A hammertoe develops when a joint in a toe contracts, causing a bend in the toe that does not straighten back out. This is a result of abnormal alignment and/or pulling of tendons that control the motion of the toe.

Depending upon the level of joint contracture, the contracted digit may be referred to as a mallet toe, claw toe, or traditional hammertoe. Your podiatrist can discuss your specific toe deformity with you.

A hammertoe is a structural deformity and can progress and worsen over time. The skin over the joint that is contracted may become red and inflamed due to rubbing inside of shoes. Callus lesions may develop over prominent joints and, in extreme cases, the skin may actually break down causing a hole to develop, which is known as an ulcer.

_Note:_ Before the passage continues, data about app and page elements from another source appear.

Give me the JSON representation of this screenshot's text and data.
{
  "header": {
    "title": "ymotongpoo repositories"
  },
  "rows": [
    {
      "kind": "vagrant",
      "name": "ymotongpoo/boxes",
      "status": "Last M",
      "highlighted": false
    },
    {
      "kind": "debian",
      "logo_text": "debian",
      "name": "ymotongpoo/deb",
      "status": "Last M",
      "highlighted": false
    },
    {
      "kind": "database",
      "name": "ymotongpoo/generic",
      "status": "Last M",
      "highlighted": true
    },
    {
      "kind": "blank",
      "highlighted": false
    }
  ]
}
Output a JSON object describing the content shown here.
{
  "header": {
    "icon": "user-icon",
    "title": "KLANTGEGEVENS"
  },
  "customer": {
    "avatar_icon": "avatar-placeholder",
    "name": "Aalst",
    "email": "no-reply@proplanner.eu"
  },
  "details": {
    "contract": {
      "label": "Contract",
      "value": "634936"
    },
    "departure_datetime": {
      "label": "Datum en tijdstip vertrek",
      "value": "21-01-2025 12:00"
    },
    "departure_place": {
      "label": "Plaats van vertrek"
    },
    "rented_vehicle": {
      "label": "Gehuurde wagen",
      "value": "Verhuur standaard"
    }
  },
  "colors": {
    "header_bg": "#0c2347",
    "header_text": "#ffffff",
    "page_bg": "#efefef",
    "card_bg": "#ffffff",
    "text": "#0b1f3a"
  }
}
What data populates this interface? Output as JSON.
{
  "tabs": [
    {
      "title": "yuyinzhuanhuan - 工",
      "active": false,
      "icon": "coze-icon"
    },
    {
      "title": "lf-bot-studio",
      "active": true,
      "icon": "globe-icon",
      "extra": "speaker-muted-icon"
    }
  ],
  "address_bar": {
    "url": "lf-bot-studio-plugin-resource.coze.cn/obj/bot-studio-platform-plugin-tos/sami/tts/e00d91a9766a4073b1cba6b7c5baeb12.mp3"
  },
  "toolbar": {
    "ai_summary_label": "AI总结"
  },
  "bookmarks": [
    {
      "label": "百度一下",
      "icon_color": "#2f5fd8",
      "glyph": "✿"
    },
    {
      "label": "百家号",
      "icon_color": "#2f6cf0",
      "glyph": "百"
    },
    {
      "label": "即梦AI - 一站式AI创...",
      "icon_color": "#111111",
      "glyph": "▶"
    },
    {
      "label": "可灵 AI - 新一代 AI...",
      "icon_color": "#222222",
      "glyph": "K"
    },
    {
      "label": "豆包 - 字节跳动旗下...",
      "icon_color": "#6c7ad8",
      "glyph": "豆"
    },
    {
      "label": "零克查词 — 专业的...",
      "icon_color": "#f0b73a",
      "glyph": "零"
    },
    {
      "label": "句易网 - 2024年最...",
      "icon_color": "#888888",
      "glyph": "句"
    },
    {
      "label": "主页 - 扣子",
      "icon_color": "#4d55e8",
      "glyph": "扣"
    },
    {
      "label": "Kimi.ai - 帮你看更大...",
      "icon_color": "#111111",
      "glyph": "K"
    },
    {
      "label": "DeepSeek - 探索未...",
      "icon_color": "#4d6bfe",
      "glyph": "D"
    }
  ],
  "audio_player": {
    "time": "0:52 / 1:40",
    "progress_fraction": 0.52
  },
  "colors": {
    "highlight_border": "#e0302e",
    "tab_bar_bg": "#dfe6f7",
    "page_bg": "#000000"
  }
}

There are ways in which a hammertoe can be managed and made more comfortable in shoes. These include:

  • Digital splints
  • Padding
  • Wearing open toed shoes
  • Wearing shoes with a deeper toe box

Additionally, custom orthotics may be helpful to control movements of the foot that may contribute to worsening of the deformity over time. However, they will not correct the deformity that is already present.

If conservative care fails to alleviate the pain, then surgery to straighten the toe may be pursued. This is an outpatient surgical procedure which takes 30 minutes or less to complete. Ask your podiatrist about your surgical options as well as the necessary recovery.

If you would like to watch a video on hammertoe surgery, please follow this link:

“Hammertoe surgery explained, Podiatry claw toe, mallet toe…” DrGlass DPM

(Please note that this video depicts placement of a pin in the toe. This is not always necessary, and depends on the severity of the deformity.)

If you would like to watch a video on hammertoe surgery with fusion of the toe joint with an implant, please follow this link:

“2nd PIPJ Arthrodesis with Smart Toe Implant from MMI” Patrick DeHeer

(This video includes live operative footage and may be disturbing to some audiences.)